▶ _Directions for this task_
Give back all of the data exactly as it stands, with the pictures removed.

[[ Records for the exercise, beginning ]]

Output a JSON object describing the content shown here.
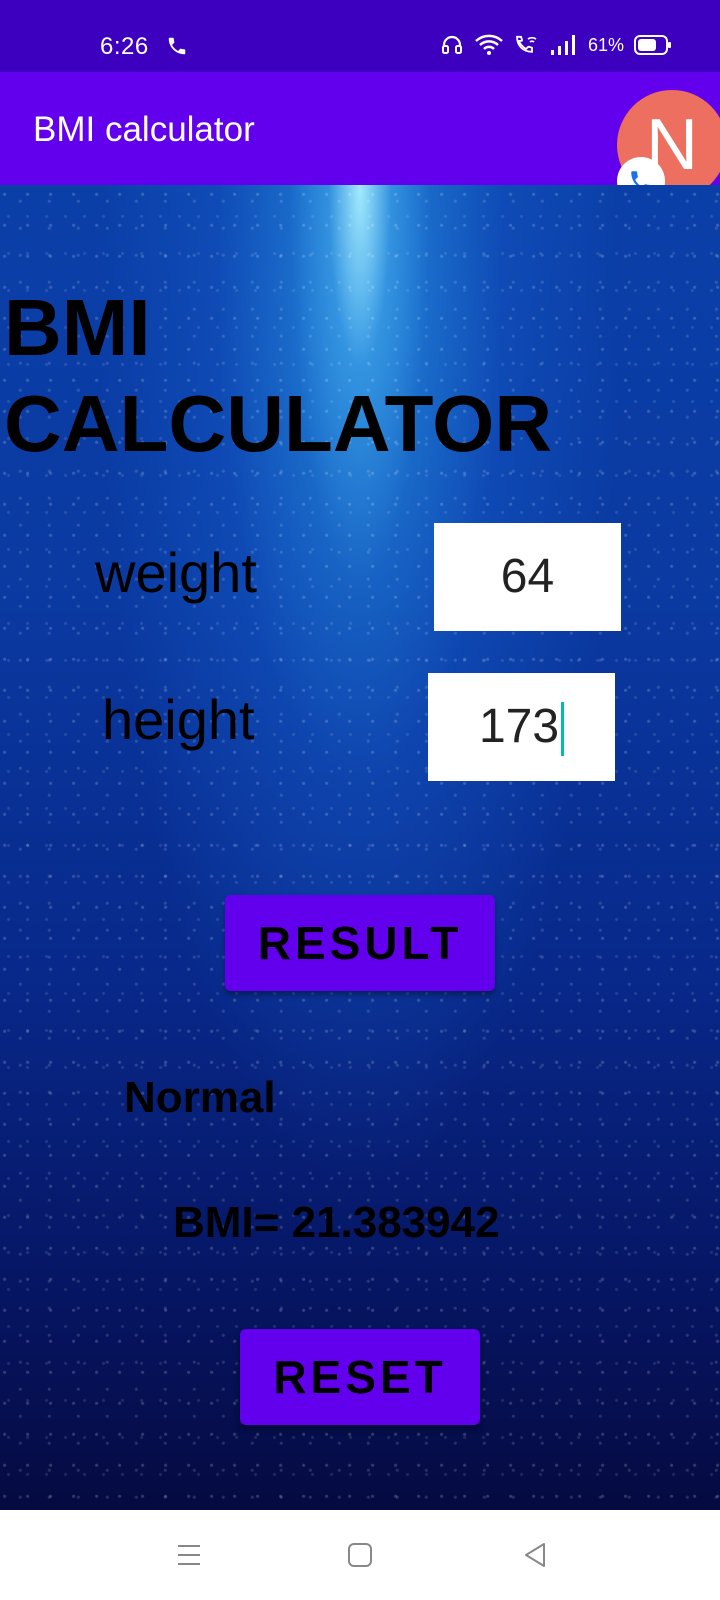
{
  "status_bar": {
    "time": "6:26",
    "battery_percent": "61%",
    "icons": [
      "call-icon",
      "headphones-icon",
      "wifi-icon",
      "wifi-calling-icon",
      "signal-icon",
      "battery-icon"
    ]
  },
  "app_bar": {
    "title": "BMI calculator",
    "avatar_letter": "N",
    "avatar_color": "#ec6f5f",
    "badge_icon": "phone-icon"
  },
  "main": {
    "heading": "BMI CALCULATOR",
    "weight_label": "weight",
    "weight_value": "64",
    "height_label": "height",
    "height_value": "173",
    "result_button": "RESULT",
    "category": "Normal",
    "bmi_text": "BMI= 21.383942",
    "reset_button": "RESET"
  },
  "nav_bar": {
    "icons": [
      "menu-icon",
      "home-icon",
      "back-icon"
    ]
  },
  "colors": {
    "status_bar": "#3d00bf",
    "app_bar": "#6200ee",
    "button": "#6200ee",
    "caret": "#00bfa5"
  }
}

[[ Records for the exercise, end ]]

▶ _Your response_
Output a JSON object describing the content shown here.
{
  "status_bar": {
    "time": "6:26",
    "battery_percent": "61%",
    "icons": [
      "call-icon",
      "headphones-icon",
      "wifi-icon",
      "wifi-calling-icon",
      "signal-icon",
      "battery-icon"
    ]
  },
  "app_bar": {
    "title": "BMI calculator",
    "avatar_letter": "N",
    "avatar_color": "#ec6f5f",
    "badge_icon": "phone-icon"
  },
  "main": {
    "heading": "BMI CALCULATOR",
    "weight_label": "weight",
    "weight_value": "64",
    "height_label": "height",
    "height_value": "173",
    "result_button": "RESULT",
    "category": "Normal",
    "bmi_text": "BMI= 21.383942",
    "reset_button": "RESET"
  },
  "nav_bar": {
    "icons": [
      "menu-icon",
      "home-icon",
      "back-icon"
    ]
  },
  "colors": {
    "status_bar": "#3d00bf",
    "app_bar": "#6200ee",
    "button": "#6200ee",
    "caret": "#00bfa5"
  }
}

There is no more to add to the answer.